Check the base plate of the tripod, where the tripod mounts to the base of your camera. Ensure that it uses a standard 1/4-inch thread type.
Always check the weight-load capability of the tripod and the tripod head assembly. Weigh your camera gear loaded with your heaviest lens and flash, then add about 20% more to the weight and find a tripod that can support that total weight.
Camera Tripod Price
The price of tripods can range from very affordable (under $50) to over $500 or more. This mostly depends on the capabilities of the tripod, its brand, and the materials used for it.
As mentioned previously, small and cheap tripods work just fine for small, pocket cameras. Once you migrate to a DSLR, however, it’s prudent to invest in a good quality, sturdy tripod as you’ll bound to keep the tripod for a very long time and you wouldn’t want to put thousands of dollars worth of equipment on a cheap camera tripod, right?
You wouldn’t park a Ferrari in a run-down, muddy parking lot, so it doesn’t make sense risking a 5-foot drop of your precious camera gear just because the three legs holding it are made of noodles.
Here Are My ‘Safe’ Suggestions for a Camera Tripod
|Benro A0570F Tripod and Tenba 15-inch Black Messenger Bag Bundle – Trusted by many, Benro is one of the few China-made brands that have gained respect for their tripods’ performance, reliability, and great value.|
|Over $101 – Under $400||Manfrotto 190XPROB with 496RC2 Head – As mentioned earlier, the 190X series is one of Manfrotto’s best sellers. While many buy the 190X with the 322RC2 Joystick head, the 496RC2 is actually better and more flexible tripod head for the 190X.|
|Manfrotto 190CX3 3-Section Carbon Fiber Tripod with Giottos MH1300-657 Professional Calibrated Ball Head with MH657 Quick Release – The combination of the 190X series’ flexibility with feather-light carbon fiber frame, coupled with an ultra-smooth and Arca-type plate holder of the MH657 is a tough combination to beat in performance and value.|
Camera tripods are one of the most underrated photography equipment of all time. Because of their apparent size and deliberate effort required to utilize them, many photographers tend to skip this essential tool. In the age of image stabilization, ultra-high ISO cameras, many photographers mistakenly think that tripods are tools of the past.
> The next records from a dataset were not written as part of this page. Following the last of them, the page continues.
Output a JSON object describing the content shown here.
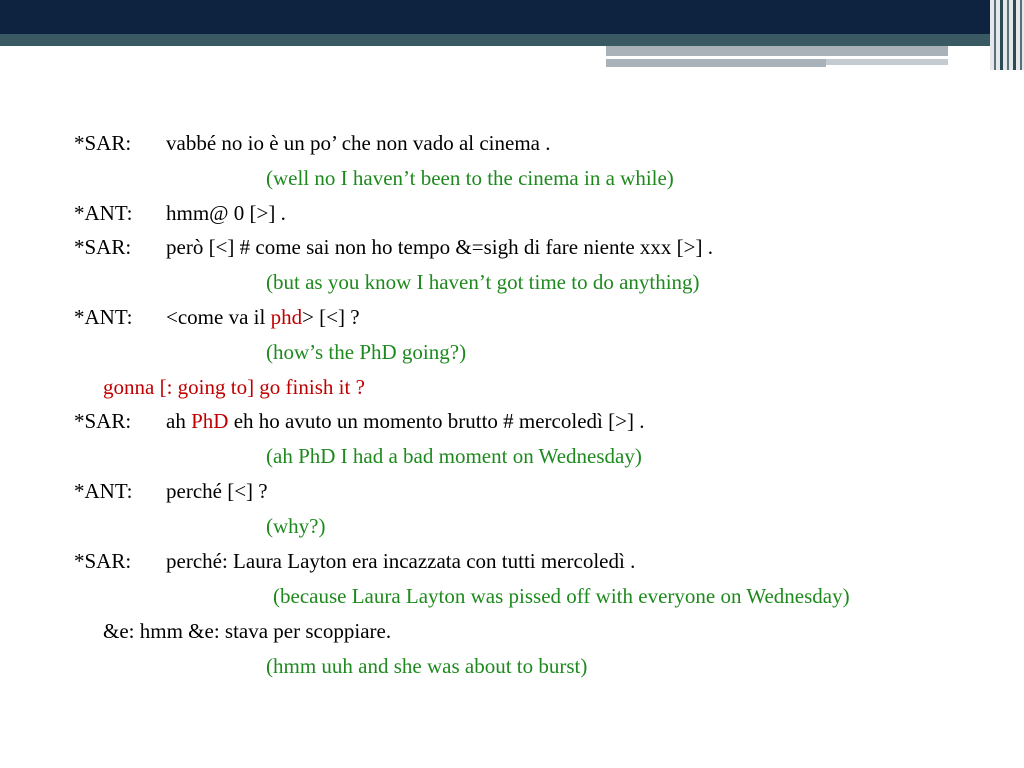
{
  "colors": {
    "header_dark": "#0e2340",
    "header_teal": "#3a5a63",
    "translation_green": "#1e8a1e",
    "highlight_red": "#c00000"
  },
  "lines": [
    {
      "speaker": "*SAR:",
      "text": "vabbé no io è un po’ che non vado al cinema ."
    },
    {
      "translation": "(well no I haven’t been to the cinema in a while)"
    },
    {
      "speaker": "*ANT:",
      "text": "hmm@ 0 [>] ."
    },
    {
      "speaker": "*SAR:",
      "text": "però [<] # come sai non ho tempo &=sigh di fare niente xxx  [>] ."
    },
    {
      "translation": "(but as you know I haven’t got time to do anything)"
    },
    {
      "speaker": "*ANT:",
      "pre": "<come va il ",
      "highlight": "phd",
      "post": "> [<] ?"
    },
    {
      "translation": "(how’s the PhD going?)"
    },
    {
      "continuation_red": "gonna [: going to] go finish it ?"
    },
    {
      "speaker": "*SAR:",
      "pre": "ah ",
      "highlight": "PhD",
      "post": " eh ho avuto un momento brutto # mercoledì [>] ."
    },
    {
      "translation": "(ah PhD I had a  bad moment on Wednesday)"
    },
    {
      "speaker": "*ANT:",
      "text": "perché [<] ?"
    },
    {
      "translation": "(why?)"
    },
    {
      "speaker": "*SAR:",
      "text": "perché: Laura Layton era incazzata con tutti mercoledì ."
    },
    {
      "translation_wrapped": "(because Laura Layton was pissed off with everyone on Wednesday)"
    },
    {
      "continuation": "&e: hmm &e: stava per scoppiare."
    },
    {
      "translation": "(hmm uuh and she was about to burst)"
    }
  ]
}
However, once you get used to working with a camera tripod all the time, you’ll find yourself more immersed with the process of taking a photograph – a process where every single millimeter of change in composition, positioning, and timing are no longer caused by accident or luck.